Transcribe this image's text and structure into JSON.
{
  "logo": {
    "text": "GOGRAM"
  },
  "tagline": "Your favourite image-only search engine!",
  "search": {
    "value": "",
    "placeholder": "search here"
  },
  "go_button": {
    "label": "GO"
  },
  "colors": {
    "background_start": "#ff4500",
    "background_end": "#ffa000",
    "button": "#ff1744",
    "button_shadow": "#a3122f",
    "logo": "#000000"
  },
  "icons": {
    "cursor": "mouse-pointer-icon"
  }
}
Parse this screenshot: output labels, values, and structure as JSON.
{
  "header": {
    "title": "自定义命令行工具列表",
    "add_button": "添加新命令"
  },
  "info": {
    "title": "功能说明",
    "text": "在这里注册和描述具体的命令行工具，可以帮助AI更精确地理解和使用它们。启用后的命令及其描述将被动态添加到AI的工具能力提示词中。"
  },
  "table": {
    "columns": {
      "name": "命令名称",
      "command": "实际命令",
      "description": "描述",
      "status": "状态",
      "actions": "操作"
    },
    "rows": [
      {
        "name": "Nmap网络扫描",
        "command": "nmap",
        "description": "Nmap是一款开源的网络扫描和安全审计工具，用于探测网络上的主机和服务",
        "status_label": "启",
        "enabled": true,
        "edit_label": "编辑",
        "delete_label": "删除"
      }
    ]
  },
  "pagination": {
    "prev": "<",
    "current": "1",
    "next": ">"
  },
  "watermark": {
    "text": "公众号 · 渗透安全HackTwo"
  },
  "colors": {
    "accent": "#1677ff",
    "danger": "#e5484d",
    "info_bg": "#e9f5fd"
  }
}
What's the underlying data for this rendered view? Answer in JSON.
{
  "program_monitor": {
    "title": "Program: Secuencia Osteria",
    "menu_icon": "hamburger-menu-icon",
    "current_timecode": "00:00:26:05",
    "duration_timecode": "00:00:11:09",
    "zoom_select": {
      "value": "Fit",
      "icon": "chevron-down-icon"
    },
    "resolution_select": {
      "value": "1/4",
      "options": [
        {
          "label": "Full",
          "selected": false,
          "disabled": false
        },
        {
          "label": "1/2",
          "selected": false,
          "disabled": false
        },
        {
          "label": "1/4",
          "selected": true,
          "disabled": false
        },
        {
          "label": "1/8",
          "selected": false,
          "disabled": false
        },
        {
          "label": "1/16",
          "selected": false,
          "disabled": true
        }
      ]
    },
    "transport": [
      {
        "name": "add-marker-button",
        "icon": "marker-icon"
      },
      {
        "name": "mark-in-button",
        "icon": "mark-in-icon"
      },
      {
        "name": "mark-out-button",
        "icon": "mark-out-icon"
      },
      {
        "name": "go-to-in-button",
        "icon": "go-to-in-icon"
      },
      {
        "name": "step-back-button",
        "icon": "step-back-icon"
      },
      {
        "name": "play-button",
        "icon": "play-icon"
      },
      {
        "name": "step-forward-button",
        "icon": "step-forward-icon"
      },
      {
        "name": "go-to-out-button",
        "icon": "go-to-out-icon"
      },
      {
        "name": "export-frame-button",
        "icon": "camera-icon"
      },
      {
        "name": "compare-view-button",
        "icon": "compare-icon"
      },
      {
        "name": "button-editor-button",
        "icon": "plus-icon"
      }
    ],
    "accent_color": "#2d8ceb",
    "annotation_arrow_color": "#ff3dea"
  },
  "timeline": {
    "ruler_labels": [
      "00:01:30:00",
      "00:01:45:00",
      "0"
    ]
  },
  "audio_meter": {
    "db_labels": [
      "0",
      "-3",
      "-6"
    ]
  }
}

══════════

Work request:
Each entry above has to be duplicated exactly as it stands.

Finished exercise:
Transcribe this image's text and structure into JSON.
{
  "logo": {
    "text": "GOGRAM"
  },
  "tagline": "Your favourite image-only search engine!",
  "search": {
    "value": "",
    "placeholder": "search here"
  },
  "go_button": {
    "label": "GO"
  },
  "colors": {
    "background_start": "#ff4500",
    "background_end": "#ffa000",
    "button": "#ff1744",
    "button_shadow": "#a3122f",
    "logo": "#000000"
  },
  "icons": {
    "cursor": "mouse-pointer-icon"
  }
}
Parse this screenshot: output labels, values, and structure as JSON.
{
  "header": {
    "title": "自定义命令行工具列表",
    "add_button": "添加新命令"
  },
  "info": {
    "title": "功能说明",
    "text": "在这里注册和描述具体的命令行工具，可以帮助AI更精确地理解和使用它们。启用后的命令及其描述将被动态添加到AI的工具能力提示词中。"
  },
  "table": {
    "columns": {
      "name": "命令名称",
      "command": "实际命令",
      "description": "描述",
      "status": "状态",
      "actions": "操作"
    },
    "rows": [
      {
        "name": "Nmap网络扫描",
        "command": "nmap",
        "description": "Nmap是一款开源的网络扫描和安全审计工具，用于探测网络上的主机和服务",
        "status_label": "启",
        "enabled": true,
        "edit_label": "编辑",
        "delete_label": "删除"
      }
    ]
  },
  "pagination": {
    "prev": "<",
    "current": "1",
    "next": ">"
  },
  "watermark": {
    "text": "公众号 · 渗透安全HackTwo"
  },
  "colors": {
    "accent": "#1677ff",
    "danger": "#e5484d",
    "info_bg": "#e9f5fd"
  }
}
What's the underlying data for this rendered view? Answer in JSON.
{
  "program_monitor": {
    "title": "Program: Secuencia Osteria",
    "menu_icon": "hamburger-menu-icon",
    "current_timecode": "00:00:26:05",
    "duration_timecode": "00:00:11:09",
    "zoom_select": {
      "value": "Fit",
      "icon": "chevron-down-icon"
    },
    "resolution_select": {
      "value": "1/4",
      "options": [
        {
          "label": "Full",
          "selected": false,
          "disabled": false
        },
        {
          "label": "1/2",
          "selected": false,
          "disabled": false
        },
        {
          "label": "1/4",
          "selected": true,
          "disabled": false
        },
        {
          "label": "1/8",
          "selected": false,
          "disabled": false
        },
        {
          "label": "1/16",
          "selected": false,
          "disabled": true
        }
      ]
    },
    "transport": [
      {
        "name": "add-marker-button",
        "icon": "marker-icon"
      },
      {
        "name": "mark-in-button",
        "icon": "mark-in-icon"
      },
      {
        "name": "mark-out-button",
        "icon": "mark-out-icon"
      },
      {
        "name": "go-to-in-button",
        "icon": "go-to-in-icon"
      },
      {
        "name": "step-back-button",
        "icon": "step-back-icon"
      },
      {
        "name": "play-button",
        "icon": "play-icon"
      },
      {
        "name": "step-forward-button",
        "icon": "step-forward-icon"
      },
      {
        "name": "go-to-out-button",
        "icon": "go-to-out-icon"
      },
      {
        "name": "export-frame-button",
        "icon": "camera-icon"
      },
      {
        "name": "compare-view-button",
        "icon": "compare-icon"
      },
      {
        "name": "button-editor-button",
        "icon": "plus-icon"
      }
    ],
    "accent_color": "#2d8ceb",
    "annotation_arrow_color": "#ff3dea"
  },
  "timeline": {
    "ruler_labels": [
      "00:01:30:00",
      "00:01:45:00",
      "0"
    ]
  },
  "audio_meter": {
    "db_labels": [
      "0",
      "-3",
      "-6"
    ]
  }
}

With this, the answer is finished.